Darius Khondji still adopts the working method he inherited from 35mm film, and he explains how fundamental work on set is in his eyes : “I remain very attached to ensuring the image being captured in front of us, with the actors, is respected, a bit, I’d say, the way we used to before the digital postproduction chain, where the majority of decisions are taken while shooting. In order to maintain that spirit, I have now gotten into the habit of asking Gabriel Kolodny, my DIT, to grade the images in real time while we shoot, and that these images be considered as a reference throughout the chain. The laboratory which then processes the Alexa dailies scrupulously respects the artistic direction given while shooting. In this way, and this is the strength of digital cinematography, we were able to screen the film right as it came out from Avid, with our desires for the images already perfectly integrated.

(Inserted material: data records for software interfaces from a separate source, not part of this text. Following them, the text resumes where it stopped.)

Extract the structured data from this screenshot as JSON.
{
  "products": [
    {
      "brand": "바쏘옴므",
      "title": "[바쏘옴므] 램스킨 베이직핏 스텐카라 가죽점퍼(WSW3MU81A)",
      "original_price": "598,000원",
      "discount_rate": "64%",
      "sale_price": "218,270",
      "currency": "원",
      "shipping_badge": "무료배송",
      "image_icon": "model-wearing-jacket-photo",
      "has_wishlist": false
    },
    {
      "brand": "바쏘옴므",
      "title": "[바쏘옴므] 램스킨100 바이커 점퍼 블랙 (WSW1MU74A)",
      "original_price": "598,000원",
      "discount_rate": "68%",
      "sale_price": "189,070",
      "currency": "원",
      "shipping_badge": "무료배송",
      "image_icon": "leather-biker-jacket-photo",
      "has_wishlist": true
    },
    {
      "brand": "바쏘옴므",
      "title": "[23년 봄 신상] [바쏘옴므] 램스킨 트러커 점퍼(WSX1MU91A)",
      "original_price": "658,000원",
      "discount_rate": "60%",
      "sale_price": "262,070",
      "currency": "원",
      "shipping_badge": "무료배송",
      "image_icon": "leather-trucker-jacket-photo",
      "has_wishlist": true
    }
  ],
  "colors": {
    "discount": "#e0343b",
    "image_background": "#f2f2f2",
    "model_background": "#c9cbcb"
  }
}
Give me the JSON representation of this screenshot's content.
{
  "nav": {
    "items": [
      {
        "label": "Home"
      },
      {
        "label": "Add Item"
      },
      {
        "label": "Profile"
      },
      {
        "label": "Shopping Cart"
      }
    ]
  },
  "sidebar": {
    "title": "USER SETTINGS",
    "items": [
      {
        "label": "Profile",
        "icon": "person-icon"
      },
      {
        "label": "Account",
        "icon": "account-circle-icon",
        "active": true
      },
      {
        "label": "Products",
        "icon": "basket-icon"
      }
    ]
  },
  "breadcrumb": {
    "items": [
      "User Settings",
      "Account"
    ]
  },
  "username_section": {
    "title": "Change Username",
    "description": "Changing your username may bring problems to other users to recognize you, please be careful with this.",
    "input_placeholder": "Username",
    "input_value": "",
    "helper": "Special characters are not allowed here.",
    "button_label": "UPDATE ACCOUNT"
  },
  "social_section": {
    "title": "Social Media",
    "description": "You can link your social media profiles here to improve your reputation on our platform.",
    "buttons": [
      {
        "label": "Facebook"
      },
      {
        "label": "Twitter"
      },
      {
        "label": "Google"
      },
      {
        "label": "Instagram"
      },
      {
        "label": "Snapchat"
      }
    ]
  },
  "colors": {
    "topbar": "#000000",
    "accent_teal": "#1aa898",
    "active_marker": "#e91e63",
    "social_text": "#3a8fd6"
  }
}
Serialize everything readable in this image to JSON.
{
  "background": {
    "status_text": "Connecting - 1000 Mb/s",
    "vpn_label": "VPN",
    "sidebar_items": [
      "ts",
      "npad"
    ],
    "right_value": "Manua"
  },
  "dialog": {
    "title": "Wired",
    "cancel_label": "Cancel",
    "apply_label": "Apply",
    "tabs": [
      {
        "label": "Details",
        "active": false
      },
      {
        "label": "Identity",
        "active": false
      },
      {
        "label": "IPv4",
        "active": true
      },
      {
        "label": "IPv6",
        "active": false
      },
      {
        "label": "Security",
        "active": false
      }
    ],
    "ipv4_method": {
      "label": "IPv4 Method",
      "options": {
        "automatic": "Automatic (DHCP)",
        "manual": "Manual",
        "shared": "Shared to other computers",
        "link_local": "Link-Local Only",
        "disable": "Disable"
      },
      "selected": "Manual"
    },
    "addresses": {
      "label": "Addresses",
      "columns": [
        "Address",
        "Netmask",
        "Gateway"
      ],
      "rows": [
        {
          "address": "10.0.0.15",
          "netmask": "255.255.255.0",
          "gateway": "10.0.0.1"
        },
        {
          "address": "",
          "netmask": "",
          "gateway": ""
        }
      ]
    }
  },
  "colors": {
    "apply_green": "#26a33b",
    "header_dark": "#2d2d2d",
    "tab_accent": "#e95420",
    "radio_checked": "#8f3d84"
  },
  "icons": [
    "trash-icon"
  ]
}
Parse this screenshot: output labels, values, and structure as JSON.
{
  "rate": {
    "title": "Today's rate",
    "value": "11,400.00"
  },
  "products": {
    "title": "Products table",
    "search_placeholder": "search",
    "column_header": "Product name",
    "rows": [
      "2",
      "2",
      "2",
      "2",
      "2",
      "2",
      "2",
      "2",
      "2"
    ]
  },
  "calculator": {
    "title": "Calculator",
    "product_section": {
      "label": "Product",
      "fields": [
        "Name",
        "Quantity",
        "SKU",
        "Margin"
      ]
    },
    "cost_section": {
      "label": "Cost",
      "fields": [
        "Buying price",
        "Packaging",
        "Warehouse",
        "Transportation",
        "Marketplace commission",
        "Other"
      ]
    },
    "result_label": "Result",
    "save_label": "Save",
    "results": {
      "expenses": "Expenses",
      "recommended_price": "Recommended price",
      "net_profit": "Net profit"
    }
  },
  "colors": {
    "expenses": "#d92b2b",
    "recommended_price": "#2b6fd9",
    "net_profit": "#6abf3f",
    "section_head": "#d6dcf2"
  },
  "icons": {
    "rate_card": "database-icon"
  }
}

Final color grading on this film (with Damien Van Der Cruysen, of Harbor in New York) was particularly faithful to the dailies concocted on set.”

Although this latest film was produced and is being distributed in theaters by Focus Features, the cinematographer is clearly regularly being recruited for series produced by and for online platforms. Asked about the expected demise of cinema in theaters, Darius Khondji replies : “It doesn’t bother me at all to shoot for platforms, quite the contrary. Be it on series or on films, they often provide a very great artistic freedom. Nonetheless, the question of whether films will continue to be released in theaters is crucial. That is exactly what happened on Okja, by Bong Joon Ho, where Netflix allowed us complete artistic freedom, and also mentioned that it would be released in theaters… which never ended up happening. I am of course a fervent defender of cinema in theaters and shooting films for the theater is what I wish to do above all. Seeing a work on a large screen, with sound that is worthy of the images and amidst other moviegoers, remains an extraordinary experience that even a home cinema system cannot imitate. So, I think filmmakers need to bang their fists on the table harder when they sign a film with a platform to demand that it actually get released theatrically. This is, for example, what Alejandro Iñárritu was able to command on Bardo, his latest film, currently in post-production, on which I was lucky enough to work with him. He was promised that the film would be released in theaters, although I’ll admit with an uncertainty as to its theatrical release in France due to French legislation on media chronology. The film should be ready by the end of the year, and I sincerely hope that everyone will be able to see it in theaters if they wish...”

(Interview by François Reumont, for the AFC, translated from French by A. Baron-Raiffe)